    “I’ll bet our ads will be…” indicates that he has no clear idea of what their music strategy was going to mean to consumers or how they would market it. At Apple, they start with that principle. Predictably, their ads were a bunch of hipsters in “the social”, which to his 85 year old uncle probably seemed like a technology driven orgy. His one goal, to appeal to all segments, was utterly undercut by their entire ad campaign. The dude had one clear, if vague, notion of what the MS music product would be and, in the end, their ad campaign was completely the opposite.

    MS has spent so much time with their stranglehold on the OS marketshare, able to dictate to luddite drones and enterprise hostages, that they do not understand the concept of giving consumers what they need, nor do they value it.
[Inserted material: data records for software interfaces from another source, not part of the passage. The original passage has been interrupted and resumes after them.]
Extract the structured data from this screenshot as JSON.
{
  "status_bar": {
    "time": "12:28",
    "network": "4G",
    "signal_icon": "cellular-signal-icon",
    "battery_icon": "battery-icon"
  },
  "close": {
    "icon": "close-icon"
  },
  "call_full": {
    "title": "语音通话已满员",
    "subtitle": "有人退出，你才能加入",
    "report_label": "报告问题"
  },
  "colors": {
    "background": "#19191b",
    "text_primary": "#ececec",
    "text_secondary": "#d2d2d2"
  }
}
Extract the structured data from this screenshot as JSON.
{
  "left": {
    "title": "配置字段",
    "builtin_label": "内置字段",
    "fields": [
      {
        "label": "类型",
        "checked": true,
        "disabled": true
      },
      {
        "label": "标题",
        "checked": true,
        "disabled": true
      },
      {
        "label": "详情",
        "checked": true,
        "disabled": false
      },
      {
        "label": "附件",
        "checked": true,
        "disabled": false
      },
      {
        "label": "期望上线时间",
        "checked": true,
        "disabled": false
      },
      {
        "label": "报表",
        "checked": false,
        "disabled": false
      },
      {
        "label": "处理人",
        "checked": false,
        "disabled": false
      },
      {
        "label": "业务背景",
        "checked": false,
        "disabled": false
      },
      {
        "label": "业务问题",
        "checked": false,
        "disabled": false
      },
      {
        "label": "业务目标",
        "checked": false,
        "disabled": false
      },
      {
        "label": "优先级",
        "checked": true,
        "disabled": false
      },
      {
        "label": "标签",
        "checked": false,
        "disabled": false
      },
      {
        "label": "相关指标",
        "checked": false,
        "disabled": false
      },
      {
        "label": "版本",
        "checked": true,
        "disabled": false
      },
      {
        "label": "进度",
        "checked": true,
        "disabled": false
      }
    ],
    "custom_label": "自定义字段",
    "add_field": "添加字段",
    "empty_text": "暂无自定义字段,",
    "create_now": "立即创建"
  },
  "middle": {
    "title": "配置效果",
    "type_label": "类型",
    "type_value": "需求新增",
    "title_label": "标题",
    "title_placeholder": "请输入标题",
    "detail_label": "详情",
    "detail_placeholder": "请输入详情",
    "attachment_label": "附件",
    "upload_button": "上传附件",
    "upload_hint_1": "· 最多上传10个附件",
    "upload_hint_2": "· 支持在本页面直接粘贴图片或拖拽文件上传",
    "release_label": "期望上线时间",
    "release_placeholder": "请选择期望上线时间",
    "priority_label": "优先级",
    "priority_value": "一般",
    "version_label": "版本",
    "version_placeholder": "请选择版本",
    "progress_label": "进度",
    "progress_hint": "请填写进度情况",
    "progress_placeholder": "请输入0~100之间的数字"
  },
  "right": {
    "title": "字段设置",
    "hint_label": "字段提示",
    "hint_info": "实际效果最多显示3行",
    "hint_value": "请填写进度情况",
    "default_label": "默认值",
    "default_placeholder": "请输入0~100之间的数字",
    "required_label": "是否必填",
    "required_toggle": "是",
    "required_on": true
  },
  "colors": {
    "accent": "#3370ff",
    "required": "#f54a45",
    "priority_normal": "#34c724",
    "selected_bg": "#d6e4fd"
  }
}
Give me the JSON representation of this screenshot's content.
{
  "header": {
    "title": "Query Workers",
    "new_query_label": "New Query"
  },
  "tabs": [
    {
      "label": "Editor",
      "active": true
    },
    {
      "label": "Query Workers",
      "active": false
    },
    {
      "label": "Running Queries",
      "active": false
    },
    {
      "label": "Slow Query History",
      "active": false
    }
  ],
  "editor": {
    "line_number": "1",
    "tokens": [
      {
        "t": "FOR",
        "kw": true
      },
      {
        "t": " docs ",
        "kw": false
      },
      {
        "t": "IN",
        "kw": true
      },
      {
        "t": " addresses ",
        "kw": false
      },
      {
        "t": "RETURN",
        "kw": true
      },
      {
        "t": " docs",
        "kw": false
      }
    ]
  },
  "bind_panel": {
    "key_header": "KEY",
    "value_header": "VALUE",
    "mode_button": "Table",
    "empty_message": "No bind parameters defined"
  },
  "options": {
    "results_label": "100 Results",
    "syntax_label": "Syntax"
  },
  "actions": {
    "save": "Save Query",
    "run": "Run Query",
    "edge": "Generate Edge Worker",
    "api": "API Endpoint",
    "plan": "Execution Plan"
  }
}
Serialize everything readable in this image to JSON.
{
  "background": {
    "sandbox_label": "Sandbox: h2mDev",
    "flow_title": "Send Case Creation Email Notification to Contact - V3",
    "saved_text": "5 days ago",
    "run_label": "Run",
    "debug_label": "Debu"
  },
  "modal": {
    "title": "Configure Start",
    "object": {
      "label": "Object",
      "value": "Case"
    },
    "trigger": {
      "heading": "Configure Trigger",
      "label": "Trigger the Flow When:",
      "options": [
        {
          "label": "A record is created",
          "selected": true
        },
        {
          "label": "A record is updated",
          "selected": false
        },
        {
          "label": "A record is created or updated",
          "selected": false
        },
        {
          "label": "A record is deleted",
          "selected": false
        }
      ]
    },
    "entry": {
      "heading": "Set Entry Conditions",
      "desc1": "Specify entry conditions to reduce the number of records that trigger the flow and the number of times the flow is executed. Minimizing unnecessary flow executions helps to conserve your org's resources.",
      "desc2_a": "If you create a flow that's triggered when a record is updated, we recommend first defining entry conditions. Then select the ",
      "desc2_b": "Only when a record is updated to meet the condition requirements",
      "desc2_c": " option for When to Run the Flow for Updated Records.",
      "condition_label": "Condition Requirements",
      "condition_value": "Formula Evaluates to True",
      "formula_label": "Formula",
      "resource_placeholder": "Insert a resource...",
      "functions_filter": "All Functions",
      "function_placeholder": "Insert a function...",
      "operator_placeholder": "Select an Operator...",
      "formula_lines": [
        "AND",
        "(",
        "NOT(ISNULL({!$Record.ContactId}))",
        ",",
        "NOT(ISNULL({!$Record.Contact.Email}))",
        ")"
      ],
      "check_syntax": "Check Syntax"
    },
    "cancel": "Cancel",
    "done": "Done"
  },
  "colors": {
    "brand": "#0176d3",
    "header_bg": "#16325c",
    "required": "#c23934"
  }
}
  8. Ermmm….doesn’t ‘….Ballmer has decreased shareholder value, as reflected by stock price, by -56.63%.’ mean the stock price went up? you know… 2 negatives make a positive?
    Saying Ballmer has increased stock value by -56.63% would be more accurate and mischievous, surely? Maybe it’s a transatlantic thing.

Reader Feedback

This site uses Akismet to reduce spam. Learn how your comment data is processed.